§ **WHAT YOU WILL DO**:
Return each record exactly as it appears, so that nothing is dropped or altered.

# # # # # # #

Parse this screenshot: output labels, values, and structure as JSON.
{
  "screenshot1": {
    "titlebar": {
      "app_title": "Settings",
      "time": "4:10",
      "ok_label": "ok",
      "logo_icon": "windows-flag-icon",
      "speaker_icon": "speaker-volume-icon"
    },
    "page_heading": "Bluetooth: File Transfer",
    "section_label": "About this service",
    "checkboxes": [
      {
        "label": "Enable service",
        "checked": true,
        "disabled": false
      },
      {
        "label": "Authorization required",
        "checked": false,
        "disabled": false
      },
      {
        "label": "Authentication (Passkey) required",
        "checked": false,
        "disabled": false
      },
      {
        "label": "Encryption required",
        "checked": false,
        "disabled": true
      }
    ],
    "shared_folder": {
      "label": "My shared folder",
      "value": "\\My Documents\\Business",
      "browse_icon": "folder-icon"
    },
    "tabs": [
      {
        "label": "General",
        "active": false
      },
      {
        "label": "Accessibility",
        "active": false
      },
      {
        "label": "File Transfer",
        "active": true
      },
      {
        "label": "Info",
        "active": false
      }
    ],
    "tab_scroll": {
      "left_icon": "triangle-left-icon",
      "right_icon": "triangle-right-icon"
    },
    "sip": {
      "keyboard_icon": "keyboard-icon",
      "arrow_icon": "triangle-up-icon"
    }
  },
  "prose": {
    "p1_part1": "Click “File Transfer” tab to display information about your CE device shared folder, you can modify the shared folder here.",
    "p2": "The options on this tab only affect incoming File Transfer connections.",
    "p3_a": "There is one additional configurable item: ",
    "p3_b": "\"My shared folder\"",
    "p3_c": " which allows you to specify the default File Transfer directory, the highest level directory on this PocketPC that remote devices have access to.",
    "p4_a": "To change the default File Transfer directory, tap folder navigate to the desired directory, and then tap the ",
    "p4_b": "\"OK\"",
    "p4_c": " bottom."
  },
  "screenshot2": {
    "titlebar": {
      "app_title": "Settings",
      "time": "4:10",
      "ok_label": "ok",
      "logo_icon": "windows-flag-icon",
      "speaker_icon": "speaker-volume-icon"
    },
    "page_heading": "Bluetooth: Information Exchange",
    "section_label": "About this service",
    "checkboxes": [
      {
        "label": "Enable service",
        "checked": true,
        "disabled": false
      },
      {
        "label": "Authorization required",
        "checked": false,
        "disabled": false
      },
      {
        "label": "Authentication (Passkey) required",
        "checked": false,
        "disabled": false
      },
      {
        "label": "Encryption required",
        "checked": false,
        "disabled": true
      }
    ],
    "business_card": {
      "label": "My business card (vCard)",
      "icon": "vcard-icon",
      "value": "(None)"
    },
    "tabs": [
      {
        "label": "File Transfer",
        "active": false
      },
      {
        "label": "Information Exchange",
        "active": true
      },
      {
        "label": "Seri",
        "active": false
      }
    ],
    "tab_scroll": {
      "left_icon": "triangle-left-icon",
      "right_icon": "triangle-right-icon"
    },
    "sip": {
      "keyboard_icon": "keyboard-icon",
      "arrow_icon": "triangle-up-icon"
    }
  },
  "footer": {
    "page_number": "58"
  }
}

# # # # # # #

§ **YOUR SOLUTION**:
Parse this screenshot: output labels, values, and structure as JSON.
{
  "screenshot1": {
    "titlebar": {
      "app_title": "Settings",
      "time": "4:10",
      "ok_label": "ok",
      "logo_icon": "windows-flag-icon",
      "speaker_icon": "speaker-volume-icon"
    },
    "page_heading": "Bluetooth: File Transfer",
    "section_label": "About this service",
    "checkboxes": [
      {
        "label": "Enable service",
        "checked": true,
        "disabled": false
      },
      {
        "label": "Authorization required",
        "checked": false,
        "disabled": false
      },
      {
        "label": "Authentication (Passkey) required",
        "checked": false,
        "disabled": false
      },
      {
        "label": "Encryption required",
        "checked": false,
        "disabled": true
      }
    ],
    "shared_folder": {
      "label": "My shared folder",
      "value": "\\My Documents\\Business",
      "browse_icon": "folder-icon"
    },
    "tabs": [
      {
        "label": "General",
        "active": false
      },
      {
        "label": "Accessibility",
        "active": false
      },
      {
        "label": "File Transfer",
        "active": true
      },
      {
        "label": "Info",
        "active": false
      }
    ],
    "tab_scroll": {
      "left_icon": "triangle-left-icon",
      "right_icon": "triangle-right-icon"
    },
    "sip": {
      "keyboard_icon": "keyboard-icon",
      "arrow_icon": "triangle-up-icon"
    }
  },
  "prose": {
    "p1_part1": "Click “File Transfer” tab to display information about your CE device shared folder, you can modify the shared folder here.",
    "p2": "The options on this tab only affect incoming File Transfer connections.",
    "p3_a": "There is one additional configurable item: ",
    "p3_b": "\"My shared folder\"",
    "p3_c": " which allows you to specify the default File Transfer directory, the highest level directory on this PocketPC that remote devices have access to.",
    "p4_a": "To change the default File Transfer directory, tap folder navigate to the desired directory, and then tap the ",
    "p4_b": "\"OK\"",
    "p4_c": " bottom."
  },
  "screenshot2": {
    "titlebar": {
      "app_title": "Settings",
      "time": "4:10",
      "ok_label": "ok",
      "logo_icon": "windows-flag-icon",
      "speaker_icon": "speaker-volume-icon"
    },
    "page_heading": "Bluetooth: Information Exchange",
    "section_label": "About this service",
    "checkboxes": [
      {
        "label": "Enable service",
        "checked": true,
        "disabled": false
      },
      {
        "label": "Authorization required",
        "checked": false,
        "disabled": false
      },
      {
        "label": "Authentication (Passkey) required",
        "checked": false,
        "disabled": false
      },
      {
        "label": "Encryption required",
        "checked": false,
        "disabled": true
      }
    ],
    "business_card": {
      "label": "My business card (vCard)",
      "icon": "vcard-icon",
      "value": "(None)"
    },
    "tabs": [
      {
        "label": "File Transfer",
        "active": false
      },
      {
        "label": "Information Exchange",
        "active": true
      },
      {
        "label": "Seri",
        "active": false
      }
    ],
    "tab_scroll": {
      "left_icon": "triangle-left-icon",
      "right_icon": "triangle-right-icon"
    },
    "sip": {
      "keyboard_icon": "keyboard-icon",
      "arrow_icon": "triangle-up-icon"
    }
  },
  "footer": {
    "page_number": "58"
  }
}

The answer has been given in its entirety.